From College to Knowledge: Editing
Think back to that writing class you took during your freshman year of college. How many drafts did you write before passing in that perfect final copy? Personally, I had to write at least two, with a new round of edits after each one. I’ve got to admit, the countless revisions were repetitive and tiresome. Still, I never thought that this process would be an integral part of my future—until now.
As a public relations intern, one of my responsibilities is to write press releases. These releases are short, factual, and shouldn’t take more than 30 minutes to draft. But upon completion, at least two other people will revise the words I just put together. And after the initial amendments, the release must undergo one last check before a final product is sent to the client. It can take over a day for a final draft to be edited to perfection (and I’m using final loosely here – clients always have “helpful suggestions”).
Now, I haven’t taken a writing class in a few years, but last time I checked it took quite a bit longer than 30 minutes to write an essay: a sufficient rough draft can take over a week to craft. While a first edit may not take too long, you’ll still spend hours writing, rewording, and improving your work. However, in order to produce the best possible piece, you need the contributions of different editors. Different people bring different perspectives which will help you clarify, organize and finalize ideas. Plain and simple.
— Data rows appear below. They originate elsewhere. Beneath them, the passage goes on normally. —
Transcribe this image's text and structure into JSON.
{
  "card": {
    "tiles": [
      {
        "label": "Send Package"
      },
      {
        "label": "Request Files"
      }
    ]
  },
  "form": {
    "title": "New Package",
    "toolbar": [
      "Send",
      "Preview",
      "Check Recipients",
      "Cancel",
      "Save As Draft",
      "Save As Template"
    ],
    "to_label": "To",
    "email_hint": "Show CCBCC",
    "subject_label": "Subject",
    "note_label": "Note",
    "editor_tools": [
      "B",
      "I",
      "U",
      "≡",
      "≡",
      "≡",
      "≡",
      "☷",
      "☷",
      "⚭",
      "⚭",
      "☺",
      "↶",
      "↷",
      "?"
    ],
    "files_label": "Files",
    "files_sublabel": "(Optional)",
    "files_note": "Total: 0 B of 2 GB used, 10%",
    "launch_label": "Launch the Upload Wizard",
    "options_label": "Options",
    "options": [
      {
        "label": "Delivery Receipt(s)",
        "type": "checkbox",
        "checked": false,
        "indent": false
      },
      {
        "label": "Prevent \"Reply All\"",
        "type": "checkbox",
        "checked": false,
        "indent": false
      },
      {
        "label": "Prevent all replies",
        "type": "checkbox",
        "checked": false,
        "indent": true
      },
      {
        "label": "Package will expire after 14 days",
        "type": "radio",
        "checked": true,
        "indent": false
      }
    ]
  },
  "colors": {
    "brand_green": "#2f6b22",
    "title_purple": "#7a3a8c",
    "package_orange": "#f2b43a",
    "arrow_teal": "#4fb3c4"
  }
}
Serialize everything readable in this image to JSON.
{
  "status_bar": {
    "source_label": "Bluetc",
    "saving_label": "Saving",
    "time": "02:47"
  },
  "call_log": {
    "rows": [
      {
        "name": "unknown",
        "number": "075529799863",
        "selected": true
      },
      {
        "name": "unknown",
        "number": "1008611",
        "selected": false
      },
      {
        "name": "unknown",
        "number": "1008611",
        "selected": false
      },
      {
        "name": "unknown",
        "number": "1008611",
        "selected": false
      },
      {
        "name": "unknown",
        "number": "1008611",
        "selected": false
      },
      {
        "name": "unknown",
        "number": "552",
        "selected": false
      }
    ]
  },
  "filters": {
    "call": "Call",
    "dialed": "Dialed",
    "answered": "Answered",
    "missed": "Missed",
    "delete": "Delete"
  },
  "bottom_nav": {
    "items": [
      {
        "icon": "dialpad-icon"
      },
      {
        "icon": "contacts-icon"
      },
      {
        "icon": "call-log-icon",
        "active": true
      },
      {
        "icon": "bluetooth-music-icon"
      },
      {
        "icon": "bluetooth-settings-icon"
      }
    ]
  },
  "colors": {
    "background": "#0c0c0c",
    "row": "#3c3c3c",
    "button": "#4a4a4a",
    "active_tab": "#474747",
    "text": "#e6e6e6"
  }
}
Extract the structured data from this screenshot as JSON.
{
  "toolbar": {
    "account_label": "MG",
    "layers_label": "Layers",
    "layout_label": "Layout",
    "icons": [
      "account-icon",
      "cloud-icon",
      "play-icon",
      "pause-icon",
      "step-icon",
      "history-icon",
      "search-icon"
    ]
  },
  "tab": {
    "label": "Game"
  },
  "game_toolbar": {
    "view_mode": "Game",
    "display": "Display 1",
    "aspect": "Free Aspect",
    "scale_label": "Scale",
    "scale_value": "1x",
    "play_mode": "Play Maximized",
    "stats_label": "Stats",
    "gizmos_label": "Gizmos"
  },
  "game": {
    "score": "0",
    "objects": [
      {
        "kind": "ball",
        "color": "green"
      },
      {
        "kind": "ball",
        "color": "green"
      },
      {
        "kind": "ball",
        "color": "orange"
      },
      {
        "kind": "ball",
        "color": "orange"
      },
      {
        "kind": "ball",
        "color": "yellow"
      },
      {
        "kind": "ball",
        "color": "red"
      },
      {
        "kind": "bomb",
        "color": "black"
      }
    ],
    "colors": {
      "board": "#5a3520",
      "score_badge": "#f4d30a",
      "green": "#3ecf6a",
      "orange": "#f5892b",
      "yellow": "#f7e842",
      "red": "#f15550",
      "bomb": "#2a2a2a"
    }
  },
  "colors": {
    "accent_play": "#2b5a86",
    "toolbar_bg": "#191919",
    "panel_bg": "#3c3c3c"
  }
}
While my example is about editing an actual draft, it can apply to all aspects of the working world. After initially completing an assignment, ask for feedback. After making your first round of alterations, ask for more feedback. Your final product can only improve from the addition of another distinct opinion. Everybody has something relevant to offer, even if it’s simply adjusting one sentence or changing one word. So next time you contemplate handing in an unedited final product, consider the consequences. If you don’t make edits to an essay, it may cost you a letter grade. But if you don’t make edits in the professional world, it can cost you your job.